Given data
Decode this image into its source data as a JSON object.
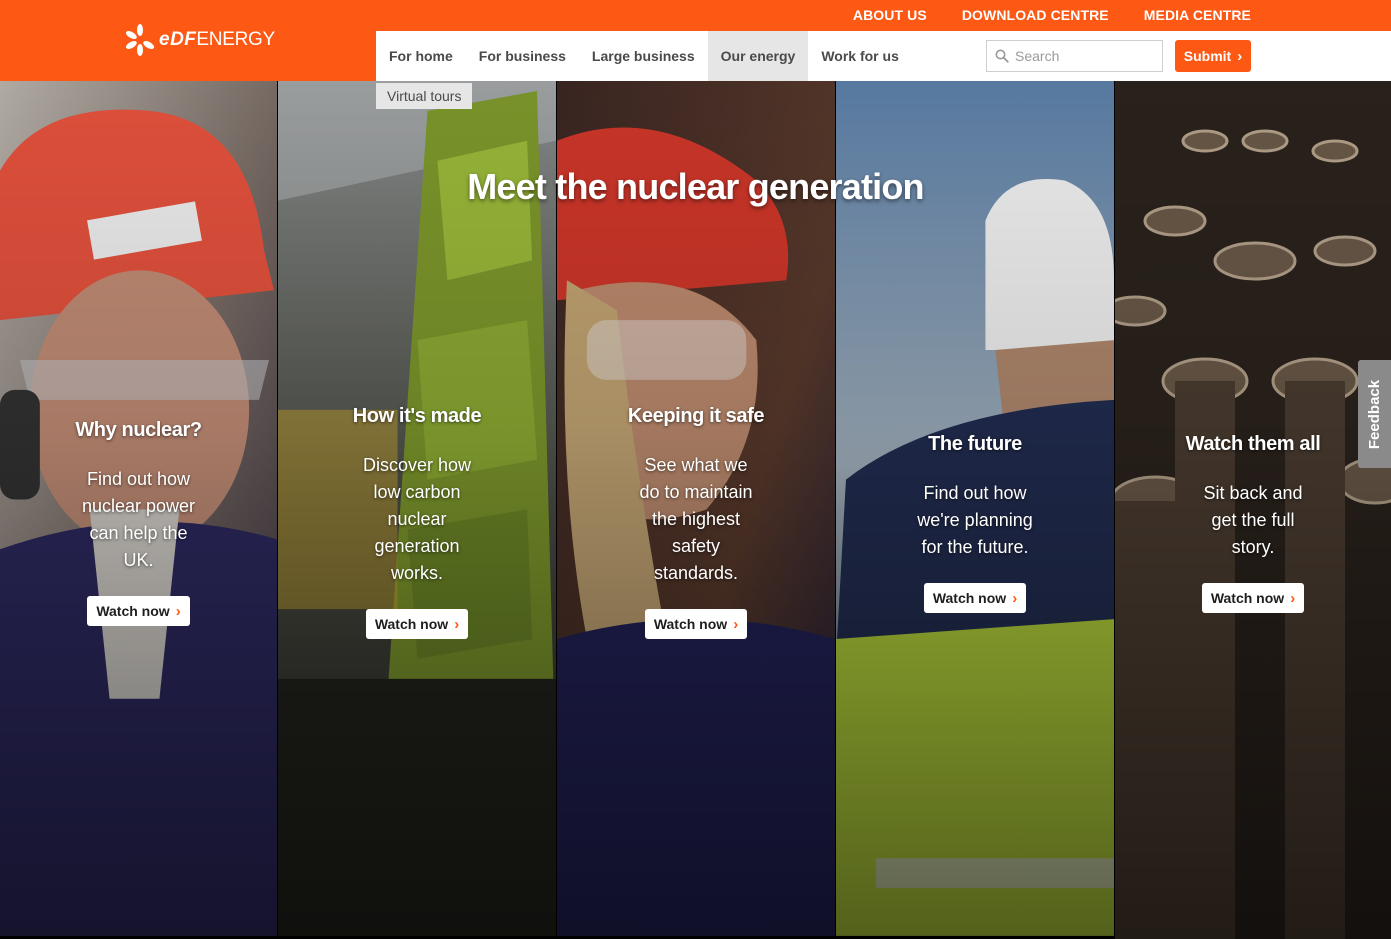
{
  "brand": {
    "logo_edf": "eDF",
    "logo_energy": "ENERGY",
    "accent": "#fe5815"
  },
  "top_links": [
    "ABOUT US",
    "DOWNLOAD CENTRE",
    "MEDIA CENTRE"
  ],
  "nav": {
    "items": [
      "For home",
      "For business",
      "Large business",
      "Our energy",
      "Work for us"
    ],
    "active": "Our energy"
  },
  "search": {
    "placeholder": "Search",
    "submit_label": "Submit"
  },
  "subnav": {
    "label": "Virtual tours"
  },
  "hero": {
    "title": "Meet the nuclear generation"
  },
  "panels": [
    {
      "title": "Why nuclear?",
      "desc": "Find out how nuclear power can help the UK.",
      "button": "Watch now"
    },
    {
      "title": "How it's made",
      "desc": "Discover how low carbon nuclear generation works.",
      "button": "Watch now"
    },
    {
      "title": "Keeping it safe",
      "desc": "See what we do to maintain the highest safety standards.",
      "button": "Watch now"
    },
    {
      "title": "The future",
      "desc": "Find out how we're planning for the future.",
      "button": "Watch now"
    },
    {
      "title": "Watch them all",
      "desc": "Sit back and get the full story.",
      "button": "Watch now"
    }
  ],
  "feedback": {
    "label": "Feedback"
  }
}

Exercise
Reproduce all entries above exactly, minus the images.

Solution for this task
Decode this image into its source data as a JSON object.
{
  "brand": {
    "logo_edf": "eDF",
    "logo_energy": "ENERGY",
    "accent": "#fe5815"
  },
  "top_links": [
    "ABOUT US",
    "DOWNLOAD CENTRE",
    "MEDIA CENTRE"
  ],
  "nav": {
    "items": [
      "For home",
      "For business",
      "Large business",
      "Our energy",
      "Work for us"
    ],
    "active": "Our energy"
  },
  "search": {
    "placeholder": "Search",
    "submit_label": "Submit"
  },
  "subnav": {
    "label": "Virtual tours"
  },
  "hero": {
    "title": "Meet the nuclear generation"
  },
  "panels": [
    {
      "title": "Why nuclear?",
      "desc": "Find out how nuclear power can help the UK.",
      "button": "Watch now"
    },
    {
      "title": "How it's made",
      "desc": "Discover how low carbon nuclear generation works.",
      "button": "Watch now"
    },
    {
      "title": "Keeping it safe",
      "desc": "See what we do to maintain the highest safety standards.",
      "button": "Watch now"
    },
    {
      "title": "The future",
      "desc": "Find out how we're planning for the future.",
      "button": "Watch now"
    },
    {
      "title": "Watch them all",
      "desc": "Sit back and get the full story.",
      "button": "Watch now"
    }
  ],
  "feedback": {
    "label": "Feedback"
  }
}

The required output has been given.